** DATA FOR PROCESSING follows **
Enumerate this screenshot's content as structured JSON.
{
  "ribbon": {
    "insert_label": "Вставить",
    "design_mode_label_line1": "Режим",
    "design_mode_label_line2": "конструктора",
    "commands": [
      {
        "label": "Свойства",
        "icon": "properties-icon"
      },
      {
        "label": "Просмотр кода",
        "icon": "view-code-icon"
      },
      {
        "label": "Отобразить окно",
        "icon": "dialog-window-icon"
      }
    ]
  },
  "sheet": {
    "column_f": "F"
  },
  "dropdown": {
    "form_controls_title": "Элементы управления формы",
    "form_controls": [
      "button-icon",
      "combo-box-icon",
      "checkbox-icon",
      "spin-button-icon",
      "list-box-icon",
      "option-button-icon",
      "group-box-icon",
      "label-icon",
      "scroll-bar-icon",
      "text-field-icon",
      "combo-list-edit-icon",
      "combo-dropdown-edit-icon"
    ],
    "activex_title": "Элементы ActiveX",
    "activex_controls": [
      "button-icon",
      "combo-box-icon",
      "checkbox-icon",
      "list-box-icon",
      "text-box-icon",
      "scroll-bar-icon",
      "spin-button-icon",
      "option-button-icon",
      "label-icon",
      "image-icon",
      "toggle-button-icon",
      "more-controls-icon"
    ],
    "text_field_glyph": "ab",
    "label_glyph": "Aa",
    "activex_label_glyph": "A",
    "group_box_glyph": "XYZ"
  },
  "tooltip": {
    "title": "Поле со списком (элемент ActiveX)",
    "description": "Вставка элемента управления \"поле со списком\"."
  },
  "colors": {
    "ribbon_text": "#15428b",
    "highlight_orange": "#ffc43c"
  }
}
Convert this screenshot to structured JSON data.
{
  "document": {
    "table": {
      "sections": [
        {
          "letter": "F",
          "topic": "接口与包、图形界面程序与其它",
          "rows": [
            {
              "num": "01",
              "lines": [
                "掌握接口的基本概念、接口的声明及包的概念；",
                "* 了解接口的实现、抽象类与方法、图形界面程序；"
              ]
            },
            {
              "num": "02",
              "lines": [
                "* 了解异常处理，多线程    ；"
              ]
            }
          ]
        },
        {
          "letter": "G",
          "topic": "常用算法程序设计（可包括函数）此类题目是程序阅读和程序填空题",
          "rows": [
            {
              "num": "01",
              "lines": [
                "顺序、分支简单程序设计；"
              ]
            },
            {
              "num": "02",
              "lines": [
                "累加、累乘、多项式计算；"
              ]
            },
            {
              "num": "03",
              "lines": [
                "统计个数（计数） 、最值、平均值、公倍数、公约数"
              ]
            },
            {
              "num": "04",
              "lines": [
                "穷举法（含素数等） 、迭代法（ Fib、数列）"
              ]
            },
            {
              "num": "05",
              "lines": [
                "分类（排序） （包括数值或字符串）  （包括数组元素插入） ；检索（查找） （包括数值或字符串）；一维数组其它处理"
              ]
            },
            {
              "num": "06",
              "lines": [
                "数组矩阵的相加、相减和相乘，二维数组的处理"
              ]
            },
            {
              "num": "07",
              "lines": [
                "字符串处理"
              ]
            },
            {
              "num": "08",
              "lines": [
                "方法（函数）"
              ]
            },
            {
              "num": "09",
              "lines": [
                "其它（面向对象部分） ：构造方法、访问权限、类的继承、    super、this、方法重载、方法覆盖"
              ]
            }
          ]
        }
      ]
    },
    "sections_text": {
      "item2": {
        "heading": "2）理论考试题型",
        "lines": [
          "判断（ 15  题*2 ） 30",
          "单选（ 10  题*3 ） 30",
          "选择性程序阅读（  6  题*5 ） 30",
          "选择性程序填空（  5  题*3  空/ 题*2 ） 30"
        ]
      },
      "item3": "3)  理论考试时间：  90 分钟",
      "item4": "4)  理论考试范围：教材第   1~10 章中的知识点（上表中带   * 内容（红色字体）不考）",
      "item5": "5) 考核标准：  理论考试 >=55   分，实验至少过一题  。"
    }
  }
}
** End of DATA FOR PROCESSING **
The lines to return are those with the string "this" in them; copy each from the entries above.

Enumerate this screenshot's content as structured JSON.
Convert this screenshot to structured JSON data.
                "其它（面向对象部分） ：构造方法、访问权限、类的继承、    super、this、方法重载、方法覆盖"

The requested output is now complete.